The book includes detailed research on the social and political impact of Islamisation in Java and indeed in Indonesia.
Ricklefs describes the current Islamist agenda in Indonesia as concerned with:
‘influencing, infiltrating and taking over state, semi-state and civil society organisations, in which they are having considerable success. …Dakwahism [proselytism] continues powerfully at grass-roots level, supporting deeper Islamisation in all its forms.’
Recent developments in Indonesia provide any number of examples of this shift. Perhaps the most dramatic manifestation of this was the defeat of Basuki ‘Ahok’ Tjahaja Purnama in the 2017 Jakarta gubernatorial election as a result of a contrived and vicious Islamist propaganda onslaught, which resulted in his being jailed for blasphemy. In July 2016 mobs burned and ransacked at least 14 Buddhist temples throughout Tanjung Balai, a port town on Sumatra, following reports of a complaint by Meiliana, a Chinese Buddhist woman, about a mosque’s noisy loudspeakers. Meiliana was charged with insulting Islam and in August 2018 she was sentenced to 18 months’ jail for blasphemy. In September 2018 authorities in the Bireuen district in the province of Aceh banned men and women from dining together unless they are married or related in order to ‘help women be more well behaved’. Elsewhere in Aceh there have been public whippings of people found guilty of a range of offences including homosexuality, gambling and drinking alcohol. Of similar concern is the role of the seemingly ill-informed and powerful Indonesian Ulema Council (MUI), which in August 2018 questioned whether such vaccines as those to prevent measles-rubella and polio are halal, resulting in a considerable undermining of public health programs.
President Joko Widodo’s choice of Ma'ruf Amin, a conservative Islamic cleric, to be his vice-presidential running mate in the 2019 presidential election, and the close association between Joko Widodo’s principal opponent Prabowo and the hard-line and often violent Islamic Defenders Front, provide cogent evidence in support of Ricklefs’ analysis. Indonesians are being asked to choose between these two Islamicist alternatives and this illustrates the increasingly pervasive hold that Islamism has on Indonesia’s political and social landscape.
A further strength of the book is that Ricklefs also makes comparisons with the contemporary Islamic and non-Islamic world, with reference to South and Southeast Asia and such countries as Iran, Saudi Arabia, Pakistan and Sudan, and with the broader international rise in religiosity.
There is much in the book that leads to both greater understanding of, and greater concern about, the world we live in.
Dr Ron Witton (email@example.com) has taught Social Science in Australian and Indonesian universities and now works as an Indonesian and Malay translator and interpreter.

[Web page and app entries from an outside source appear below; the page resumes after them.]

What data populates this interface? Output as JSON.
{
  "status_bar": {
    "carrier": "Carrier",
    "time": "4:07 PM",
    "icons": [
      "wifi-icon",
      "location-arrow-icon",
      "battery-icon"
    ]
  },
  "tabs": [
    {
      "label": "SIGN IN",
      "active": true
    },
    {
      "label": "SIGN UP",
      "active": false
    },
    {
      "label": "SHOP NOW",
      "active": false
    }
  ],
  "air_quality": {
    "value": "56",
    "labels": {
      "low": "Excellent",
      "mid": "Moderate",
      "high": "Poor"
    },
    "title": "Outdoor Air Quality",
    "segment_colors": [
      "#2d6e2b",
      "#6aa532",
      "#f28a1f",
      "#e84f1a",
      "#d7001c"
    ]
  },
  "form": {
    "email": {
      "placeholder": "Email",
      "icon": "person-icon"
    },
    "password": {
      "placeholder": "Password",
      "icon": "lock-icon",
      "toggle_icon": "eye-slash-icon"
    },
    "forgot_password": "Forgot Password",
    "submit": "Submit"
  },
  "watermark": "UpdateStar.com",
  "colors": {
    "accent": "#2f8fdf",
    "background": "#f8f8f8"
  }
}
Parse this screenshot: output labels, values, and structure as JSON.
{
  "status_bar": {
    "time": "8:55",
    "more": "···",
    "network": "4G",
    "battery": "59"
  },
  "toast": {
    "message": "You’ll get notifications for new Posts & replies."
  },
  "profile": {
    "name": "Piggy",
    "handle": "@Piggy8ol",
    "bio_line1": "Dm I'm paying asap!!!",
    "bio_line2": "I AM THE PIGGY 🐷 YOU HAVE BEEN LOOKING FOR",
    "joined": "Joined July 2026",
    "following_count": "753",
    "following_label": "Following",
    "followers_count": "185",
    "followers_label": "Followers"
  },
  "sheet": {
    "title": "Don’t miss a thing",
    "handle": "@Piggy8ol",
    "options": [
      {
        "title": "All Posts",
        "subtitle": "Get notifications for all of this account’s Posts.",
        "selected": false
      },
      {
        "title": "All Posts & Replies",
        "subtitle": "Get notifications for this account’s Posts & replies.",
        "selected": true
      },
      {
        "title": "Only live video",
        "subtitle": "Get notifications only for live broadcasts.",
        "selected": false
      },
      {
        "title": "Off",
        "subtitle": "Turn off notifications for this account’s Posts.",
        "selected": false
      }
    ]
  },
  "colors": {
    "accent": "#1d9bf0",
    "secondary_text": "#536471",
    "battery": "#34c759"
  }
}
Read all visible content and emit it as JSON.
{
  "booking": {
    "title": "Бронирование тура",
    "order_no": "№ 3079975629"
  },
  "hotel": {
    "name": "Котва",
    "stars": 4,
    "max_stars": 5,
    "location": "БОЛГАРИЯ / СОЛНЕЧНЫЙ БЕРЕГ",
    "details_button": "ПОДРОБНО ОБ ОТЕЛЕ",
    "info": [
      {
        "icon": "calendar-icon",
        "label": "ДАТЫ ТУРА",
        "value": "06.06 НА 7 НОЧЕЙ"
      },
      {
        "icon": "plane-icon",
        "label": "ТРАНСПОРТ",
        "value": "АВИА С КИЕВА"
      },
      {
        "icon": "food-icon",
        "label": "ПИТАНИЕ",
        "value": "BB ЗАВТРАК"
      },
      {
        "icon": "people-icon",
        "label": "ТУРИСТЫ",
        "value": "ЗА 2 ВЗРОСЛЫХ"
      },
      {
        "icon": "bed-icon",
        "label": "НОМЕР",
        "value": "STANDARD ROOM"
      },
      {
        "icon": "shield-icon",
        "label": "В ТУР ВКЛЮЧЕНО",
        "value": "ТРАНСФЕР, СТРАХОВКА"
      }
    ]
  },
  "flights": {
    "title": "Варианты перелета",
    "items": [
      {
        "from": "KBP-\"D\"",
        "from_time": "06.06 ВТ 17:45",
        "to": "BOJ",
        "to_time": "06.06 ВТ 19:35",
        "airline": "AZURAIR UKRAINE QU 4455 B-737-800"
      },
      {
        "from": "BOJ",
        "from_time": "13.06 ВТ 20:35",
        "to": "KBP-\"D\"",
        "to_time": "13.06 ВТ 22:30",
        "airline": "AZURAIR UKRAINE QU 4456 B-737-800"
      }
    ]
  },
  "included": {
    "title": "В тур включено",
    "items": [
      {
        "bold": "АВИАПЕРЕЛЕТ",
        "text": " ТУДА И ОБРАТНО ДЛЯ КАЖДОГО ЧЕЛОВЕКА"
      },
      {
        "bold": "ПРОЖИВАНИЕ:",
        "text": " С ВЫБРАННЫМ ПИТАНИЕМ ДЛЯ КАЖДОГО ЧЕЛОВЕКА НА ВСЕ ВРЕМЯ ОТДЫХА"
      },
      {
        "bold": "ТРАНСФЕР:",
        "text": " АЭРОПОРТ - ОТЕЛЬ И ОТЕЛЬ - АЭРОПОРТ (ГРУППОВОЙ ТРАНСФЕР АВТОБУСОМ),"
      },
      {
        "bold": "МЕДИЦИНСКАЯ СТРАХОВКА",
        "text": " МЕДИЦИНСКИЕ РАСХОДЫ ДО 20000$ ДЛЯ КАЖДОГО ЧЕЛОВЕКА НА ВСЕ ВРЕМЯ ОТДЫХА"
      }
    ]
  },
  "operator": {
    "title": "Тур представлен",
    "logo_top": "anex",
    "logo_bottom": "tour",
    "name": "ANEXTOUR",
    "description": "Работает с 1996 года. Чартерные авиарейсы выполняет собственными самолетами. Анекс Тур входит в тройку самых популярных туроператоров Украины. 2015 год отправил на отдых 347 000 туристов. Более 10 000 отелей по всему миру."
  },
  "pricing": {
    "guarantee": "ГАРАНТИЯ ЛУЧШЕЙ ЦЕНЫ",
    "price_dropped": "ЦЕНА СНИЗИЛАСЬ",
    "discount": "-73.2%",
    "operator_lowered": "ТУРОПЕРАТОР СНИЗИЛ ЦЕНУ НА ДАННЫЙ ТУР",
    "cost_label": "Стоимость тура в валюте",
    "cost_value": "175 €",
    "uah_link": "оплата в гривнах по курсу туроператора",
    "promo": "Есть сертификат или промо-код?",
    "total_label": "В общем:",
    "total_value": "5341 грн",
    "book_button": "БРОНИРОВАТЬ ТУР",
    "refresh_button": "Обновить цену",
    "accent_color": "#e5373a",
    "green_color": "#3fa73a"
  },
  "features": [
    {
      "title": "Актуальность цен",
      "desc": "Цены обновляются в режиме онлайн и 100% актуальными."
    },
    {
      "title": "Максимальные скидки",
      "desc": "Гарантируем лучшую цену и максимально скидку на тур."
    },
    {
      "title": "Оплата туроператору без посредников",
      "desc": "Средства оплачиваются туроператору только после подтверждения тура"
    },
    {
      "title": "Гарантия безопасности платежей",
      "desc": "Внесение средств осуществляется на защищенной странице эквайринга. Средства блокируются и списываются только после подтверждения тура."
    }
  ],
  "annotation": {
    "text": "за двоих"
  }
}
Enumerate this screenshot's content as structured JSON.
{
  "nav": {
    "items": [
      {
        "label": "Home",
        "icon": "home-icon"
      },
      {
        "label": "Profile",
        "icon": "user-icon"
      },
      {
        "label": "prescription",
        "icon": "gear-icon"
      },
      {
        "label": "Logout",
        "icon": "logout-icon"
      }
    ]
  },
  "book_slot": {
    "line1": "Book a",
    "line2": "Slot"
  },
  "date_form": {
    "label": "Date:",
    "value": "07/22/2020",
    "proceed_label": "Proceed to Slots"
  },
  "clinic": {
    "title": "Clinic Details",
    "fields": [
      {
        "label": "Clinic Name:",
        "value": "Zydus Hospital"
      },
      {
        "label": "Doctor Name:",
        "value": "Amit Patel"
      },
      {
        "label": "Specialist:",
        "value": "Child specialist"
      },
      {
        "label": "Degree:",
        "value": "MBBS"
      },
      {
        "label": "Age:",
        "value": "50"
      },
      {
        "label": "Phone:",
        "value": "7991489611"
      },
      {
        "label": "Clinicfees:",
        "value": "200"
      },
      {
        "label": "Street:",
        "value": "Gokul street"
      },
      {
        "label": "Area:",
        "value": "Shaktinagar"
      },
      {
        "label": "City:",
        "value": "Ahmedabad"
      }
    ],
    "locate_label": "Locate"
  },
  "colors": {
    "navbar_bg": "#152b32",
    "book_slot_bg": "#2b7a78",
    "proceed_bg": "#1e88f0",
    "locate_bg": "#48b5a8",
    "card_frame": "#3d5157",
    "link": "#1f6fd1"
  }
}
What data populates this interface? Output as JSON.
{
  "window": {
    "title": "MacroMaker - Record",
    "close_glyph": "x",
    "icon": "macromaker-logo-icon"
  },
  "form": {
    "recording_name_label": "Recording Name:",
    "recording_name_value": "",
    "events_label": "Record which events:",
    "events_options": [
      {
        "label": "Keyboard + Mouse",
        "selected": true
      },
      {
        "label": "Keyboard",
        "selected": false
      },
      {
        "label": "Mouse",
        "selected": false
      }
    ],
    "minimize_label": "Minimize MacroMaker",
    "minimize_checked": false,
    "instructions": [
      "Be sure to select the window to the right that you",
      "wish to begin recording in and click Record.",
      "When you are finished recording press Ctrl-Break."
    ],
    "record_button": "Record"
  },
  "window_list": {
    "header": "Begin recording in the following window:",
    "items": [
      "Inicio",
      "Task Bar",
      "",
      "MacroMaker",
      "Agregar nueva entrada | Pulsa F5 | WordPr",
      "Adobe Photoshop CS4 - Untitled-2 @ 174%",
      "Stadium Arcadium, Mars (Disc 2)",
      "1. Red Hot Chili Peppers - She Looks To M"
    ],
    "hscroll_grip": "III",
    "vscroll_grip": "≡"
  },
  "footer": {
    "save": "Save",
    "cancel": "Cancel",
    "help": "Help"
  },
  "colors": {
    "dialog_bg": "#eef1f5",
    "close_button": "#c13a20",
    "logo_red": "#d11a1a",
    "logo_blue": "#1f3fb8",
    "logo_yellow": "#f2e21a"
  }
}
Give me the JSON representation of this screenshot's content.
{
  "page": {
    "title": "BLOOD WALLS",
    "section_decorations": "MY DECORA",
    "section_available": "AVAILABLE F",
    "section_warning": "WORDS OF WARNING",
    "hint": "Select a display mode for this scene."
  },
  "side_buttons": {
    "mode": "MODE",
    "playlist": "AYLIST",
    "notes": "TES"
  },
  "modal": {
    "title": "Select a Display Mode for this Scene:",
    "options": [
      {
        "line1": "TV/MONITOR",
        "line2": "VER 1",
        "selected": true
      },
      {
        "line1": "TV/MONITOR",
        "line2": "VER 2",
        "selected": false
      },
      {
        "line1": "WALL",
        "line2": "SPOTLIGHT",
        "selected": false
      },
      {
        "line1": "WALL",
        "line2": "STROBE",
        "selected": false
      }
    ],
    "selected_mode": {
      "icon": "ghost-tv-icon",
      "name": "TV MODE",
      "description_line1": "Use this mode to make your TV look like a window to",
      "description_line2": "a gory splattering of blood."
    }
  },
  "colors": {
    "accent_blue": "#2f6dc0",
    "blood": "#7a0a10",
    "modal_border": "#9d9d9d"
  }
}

This article first appeared in 'Inside Indonesia' in January 2019.